NVIDIA customers like Procter and Gamble, PepsiCo, BMW, and Siemens have already adopted Metropolis to streamline operations. With the latest expansion, Metropolis now includes a low-code AI training toolkit, which is expected to promote computer vision and AI adoption in various industries.
Additionally, NVIDIA has partnered with ST Microelectronics to bring sophisticated visionary models to microcontrollers on a large scale. The goal is to improve computer vision in various industrial settings, such as factories, warehouses, and supply chains.
“We’re further pushing accessibility of these latest vision capabilities. We’re packaging up really sophisticated solutions to effectively solve these grand computer vision challenges in the form of API-driven services,” said Scraba.
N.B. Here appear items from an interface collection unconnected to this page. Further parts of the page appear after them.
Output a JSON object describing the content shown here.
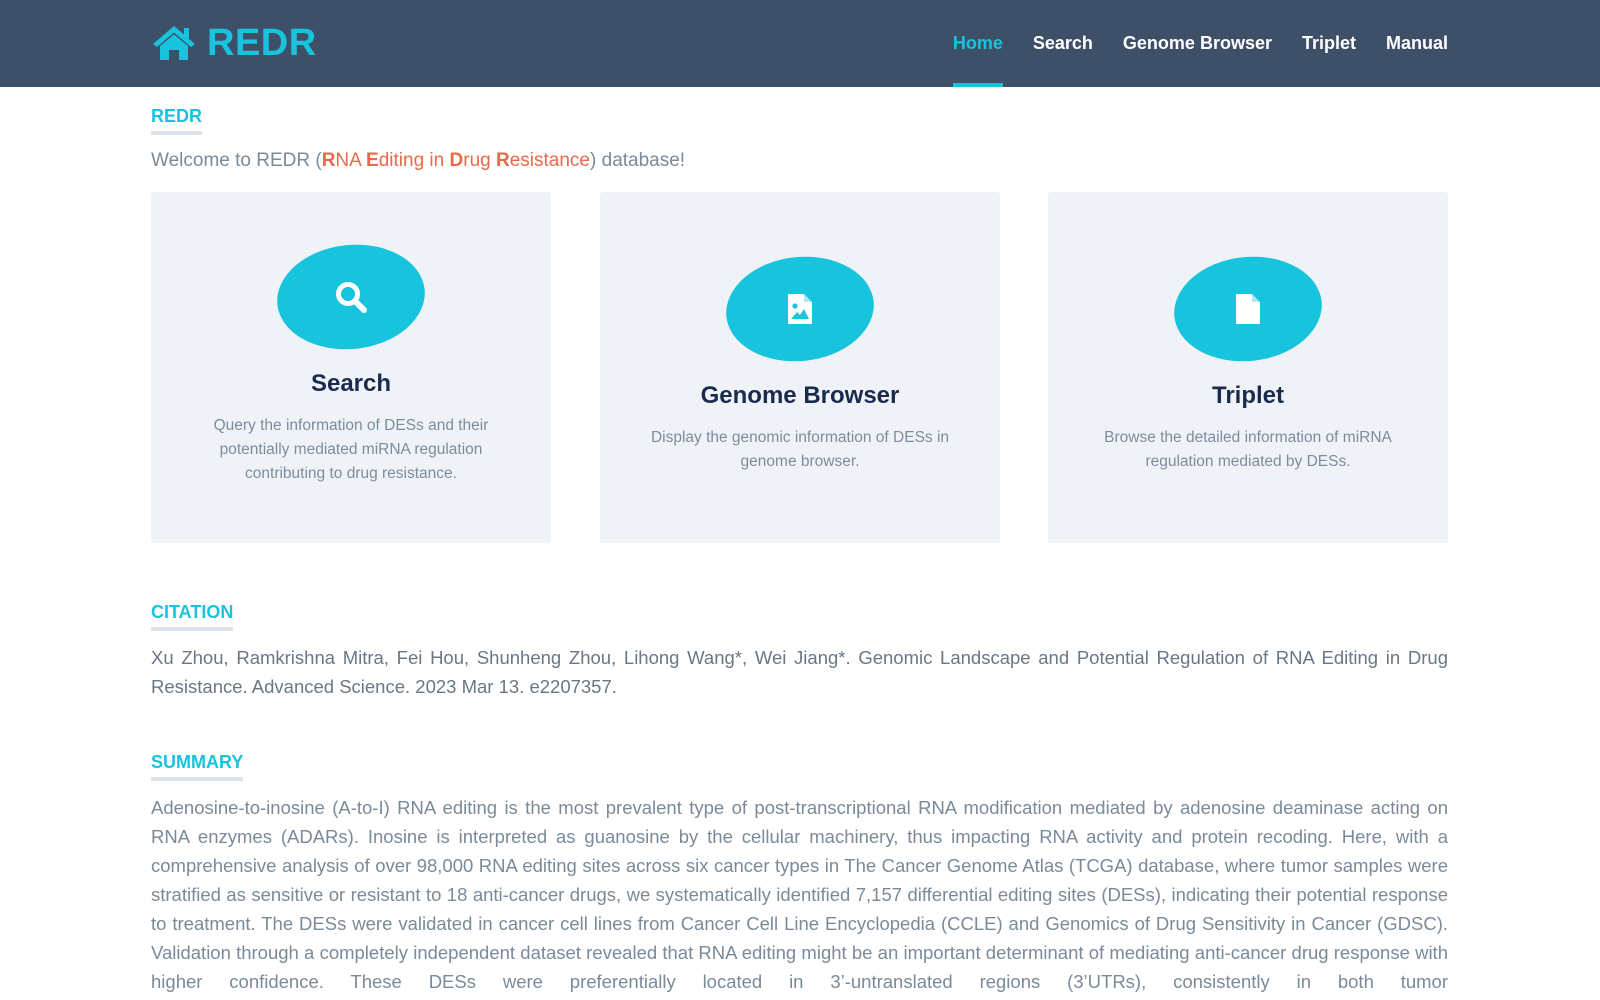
{
  "navbar": {
    "brand": "REDR",
    "items": [
      {
        "label": "Home",
        "active": true
      },
      {
        "label": "Search"
      },
      {
        "label": "Genome Browser"
      },
      {
        "label": "Triplet"
      },
      {
        "label": "Manual"
      }
    ]
  },
  "intro": {
    "section_label": "REDR",
    "welcome_prefix": "Welcome to REDR (",
    "acronym_parts": [
      {
        "letter": "R",
        "rest": "NA "
      },
      {
        "letter": "E",
        "rest": "diting in "
      },
      {
        "letter": "D",
        "rest": "rug "
      },
      {
        "letter": "R",
        "rest": "esistance"
      }
    ],
    "welcome_suffix": ") database!"
  },
  "cards": [
    {
      "icon": "search-icon",
      "title": "Search",
      "description": "Query the information of DESs and their potentially mediated miRNA regulation contributing to drug resistance."
    },
    {
      "icon": "file-image-icon",
      "title": "Genome Browser",
      "description": "Display the genomic information of DESs in genome browser."
    },
    {
      "icon": "file-icon",
      "title": "Triplet",
      "description": "Browse the detailed information of miRNA regulation mediated by DESs."
    }
  ],
  "citation": {
    "section_label": "CITATION",
    "text": "Xu Zhou, Ramkrishna Mitra, Fei Hou, Shunheng Zhou, Lihong Wang*, Wei Jiang*. Genomic Landscape and Potential Regulation of RNA Editing in Drug Resistance. Advanced Science. 2023 Mar 13. e2207357."
  },
  "summary": {
    "section_label": "SUMMARY",
    "text": "Adenosine-to-inosine (A-to-I) RNA editing is the most prevalent type of post-transcriptional RNA modification mediated by adenosine deaminase acting on RNA enzymes (ADARs). Inosine is interpreted as guanosine by the cellular machinery, thus impacting RNA activity and protein recoding. Here, with a comprehensive analysis of over 98,000 RNA editing sites across six cancer types in The Cancer Genome Atlas (TCGA) database, where tumor samples were stratified as sensitive or resistant to 18 anti-cancer drugs, we systematically identified 7,157 differential editing sites (DESs), indicating their potential response to treatment. The DESs were validated in cancer cell lines from Cancer Cell Line Encyclopedia (CCLE) and Genomics of Drug Sensitivity in Cancer (GDSC). Validation through a completely independent dataset revealed that RNA editing might be an important determinant of mediating anti-cancer drug response with higher confidence. These DESs were preferentially located in 3’-untranslated regions (3’UTRs), consistently in both tumor"
  },
  "colors": {
    "navbar_bg": "#3d5068",
    "accent": "#17c3dd",
    "highlight": "#e8694a",
    "card_bg": "#eff3f8",
    "card_title": "#1b2b4d"
  }
}
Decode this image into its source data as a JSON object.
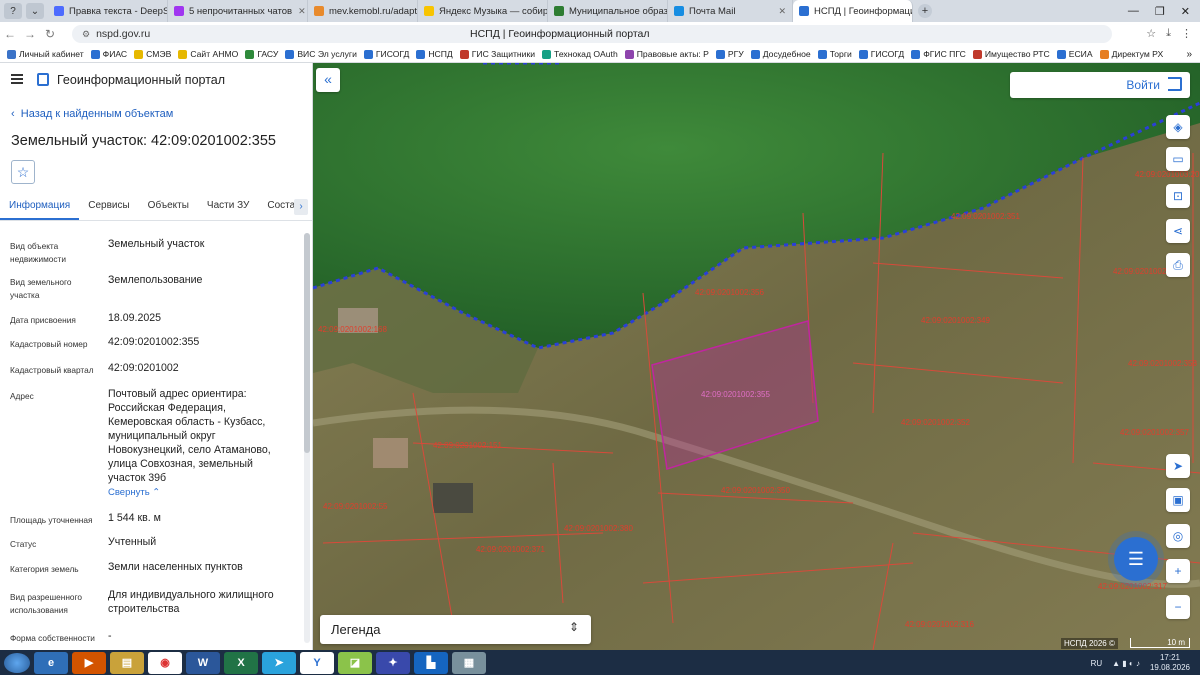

By providing powerful tools, workflows, and accessible AI development solutions, NVIDIA is contributing to the advancement of robotics across industries. These advancements are expected to not only improve efficiency but also pave the way for safer and more reliable human-robot interactions in the future.
While NVIDIA makes excellent silicon, its strength is its ability to put together “full stack” solutions, making deployment much easier. Instead of having to cobble together parts from different companies or even across the NVIDIA portfolio, developers have access to everything they need. The work in robotics is an excellent example as it requires more than building the hardware. There are training issues, simulations, and cloud integration challenges. NVIDIA has taken much of the complexity out of the process, enabling companies to focus on use cases rather than technology integration.